Available records:
-- -- --

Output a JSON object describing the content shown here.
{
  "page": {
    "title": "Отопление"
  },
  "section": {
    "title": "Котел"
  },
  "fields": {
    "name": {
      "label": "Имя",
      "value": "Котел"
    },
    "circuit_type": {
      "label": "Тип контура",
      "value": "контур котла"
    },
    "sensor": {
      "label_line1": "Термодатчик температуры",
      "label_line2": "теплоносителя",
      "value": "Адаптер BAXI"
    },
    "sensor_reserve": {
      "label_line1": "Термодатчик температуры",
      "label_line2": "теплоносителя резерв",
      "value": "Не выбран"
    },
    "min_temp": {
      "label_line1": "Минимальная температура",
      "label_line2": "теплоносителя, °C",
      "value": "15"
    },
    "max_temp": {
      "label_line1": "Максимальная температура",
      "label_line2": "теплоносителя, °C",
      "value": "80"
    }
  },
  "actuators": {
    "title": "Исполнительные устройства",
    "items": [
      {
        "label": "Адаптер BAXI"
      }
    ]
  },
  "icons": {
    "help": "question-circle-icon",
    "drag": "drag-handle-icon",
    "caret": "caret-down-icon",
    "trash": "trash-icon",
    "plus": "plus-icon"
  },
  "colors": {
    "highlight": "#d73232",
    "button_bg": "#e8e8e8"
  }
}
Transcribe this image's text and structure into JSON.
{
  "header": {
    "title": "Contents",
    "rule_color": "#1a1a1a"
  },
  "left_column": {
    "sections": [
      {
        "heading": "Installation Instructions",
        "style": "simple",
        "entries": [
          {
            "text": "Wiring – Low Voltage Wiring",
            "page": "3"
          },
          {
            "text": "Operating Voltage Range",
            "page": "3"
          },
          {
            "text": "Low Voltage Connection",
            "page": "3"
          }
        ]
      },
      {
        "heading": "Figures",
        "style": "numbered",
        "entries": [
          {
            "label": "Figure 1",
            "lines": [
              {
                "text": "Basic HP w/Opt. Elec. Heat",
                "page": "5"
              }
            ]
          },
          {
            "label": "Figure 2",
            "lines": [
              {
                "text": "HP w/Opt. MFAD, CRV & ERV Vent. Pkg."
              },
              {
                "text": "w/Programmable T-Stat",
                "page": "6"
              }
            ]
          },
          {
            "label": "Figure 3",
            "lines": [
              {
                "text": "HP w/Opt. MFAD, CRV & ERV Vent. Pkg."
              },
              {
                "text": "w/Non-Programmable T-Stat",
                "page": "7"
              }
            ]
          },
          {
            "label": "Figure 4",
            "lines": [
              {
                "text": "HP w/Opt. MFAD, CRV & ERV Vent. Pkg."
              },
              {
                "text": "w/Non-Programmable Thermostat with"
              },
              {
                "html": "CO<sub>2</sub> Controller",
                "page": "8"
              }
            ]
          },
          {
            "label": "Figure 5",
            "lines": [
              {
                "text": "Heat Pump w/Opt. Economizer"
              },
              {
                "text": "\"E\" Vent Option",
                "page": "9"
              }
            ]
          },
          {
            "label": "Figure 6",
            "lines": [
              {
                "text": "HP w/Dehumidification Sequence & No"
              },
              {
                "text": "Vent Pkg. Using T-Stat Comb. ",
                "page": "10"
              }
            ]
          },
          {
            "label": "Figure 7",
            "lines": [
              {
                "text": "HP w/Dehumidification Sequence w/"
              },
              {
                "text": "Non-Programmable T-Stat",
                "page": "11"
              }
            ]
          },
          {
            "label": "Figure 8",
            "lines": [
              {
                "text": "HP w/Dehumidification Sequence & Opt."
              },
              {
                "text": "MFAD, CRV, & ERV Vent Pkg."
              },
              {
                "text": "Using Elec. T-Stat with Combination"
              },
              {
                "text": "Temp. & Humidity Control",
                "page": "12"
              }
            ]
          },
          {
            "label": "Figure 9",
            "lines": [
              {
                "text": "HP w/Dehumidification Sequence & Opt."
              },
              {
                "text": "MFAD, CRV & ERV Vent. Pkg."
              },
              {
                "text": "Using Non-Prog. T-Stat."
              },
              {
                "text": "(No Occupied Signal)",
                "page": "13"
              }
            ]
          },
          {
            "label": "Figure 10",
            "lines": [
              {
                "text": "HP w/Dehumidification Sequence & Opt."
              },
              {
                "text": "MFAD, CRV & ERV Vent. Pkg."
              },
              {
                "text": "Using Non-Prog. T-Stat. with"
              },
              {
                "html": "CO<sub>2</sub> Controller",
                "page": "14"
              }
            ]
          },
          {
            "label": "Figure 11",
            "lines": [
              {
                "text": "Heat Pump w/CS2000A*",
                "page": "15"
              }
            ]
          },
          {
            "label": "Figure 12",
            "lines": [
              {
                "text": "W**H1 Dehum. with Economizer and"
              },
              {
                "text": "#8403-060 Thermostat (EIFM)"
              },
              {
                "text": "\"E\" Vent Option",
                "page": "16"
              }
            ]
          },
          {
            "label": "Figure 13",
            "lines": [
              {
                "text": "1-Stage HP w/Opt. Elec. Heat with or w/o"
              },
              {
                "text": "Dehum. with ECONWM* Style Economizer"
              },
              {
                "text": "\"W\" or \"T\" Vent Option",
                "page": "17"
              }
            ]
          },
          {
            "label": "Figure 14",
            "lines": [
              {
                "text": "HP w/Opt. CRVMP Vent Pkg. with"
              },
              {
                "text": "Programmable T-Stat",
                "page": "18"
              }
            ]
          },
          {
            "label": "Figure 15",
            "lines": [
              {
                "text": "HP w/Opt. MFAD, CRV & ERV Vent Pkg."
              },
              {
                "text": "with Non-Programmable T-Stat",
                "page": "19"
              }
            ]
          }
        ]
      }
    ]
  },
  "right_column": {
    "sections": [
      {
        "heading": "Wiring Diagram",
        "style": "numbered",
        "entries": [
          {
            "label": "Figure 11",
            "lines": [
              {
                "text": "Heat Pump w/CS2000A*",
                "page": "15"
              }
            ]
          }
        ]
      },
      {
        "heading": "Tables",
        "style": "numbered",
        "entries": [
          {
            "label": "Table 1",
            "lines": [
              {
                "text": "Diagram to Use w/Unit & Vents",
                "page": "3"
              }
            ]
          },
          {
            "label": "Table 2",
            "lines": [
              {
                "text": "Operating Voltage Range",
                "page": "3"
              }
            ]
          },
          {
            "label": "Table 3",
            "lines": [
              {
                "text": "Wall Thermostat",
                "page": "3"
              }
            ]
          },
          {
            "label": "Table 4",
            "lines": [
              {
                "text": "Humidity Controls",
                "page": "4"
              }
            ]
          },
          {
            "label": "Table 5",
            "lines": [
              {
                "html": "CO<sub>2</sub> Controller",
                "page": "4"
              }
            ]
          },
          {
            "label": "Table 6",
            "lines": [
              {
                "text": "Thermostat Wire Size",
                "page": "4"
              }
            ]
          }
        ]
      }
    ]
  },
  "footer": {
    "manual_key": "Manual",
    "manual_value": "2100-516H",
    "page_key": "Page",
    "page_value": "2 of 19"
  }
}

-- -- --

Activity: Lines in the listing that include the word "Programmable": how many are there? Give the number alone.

Answer section: 6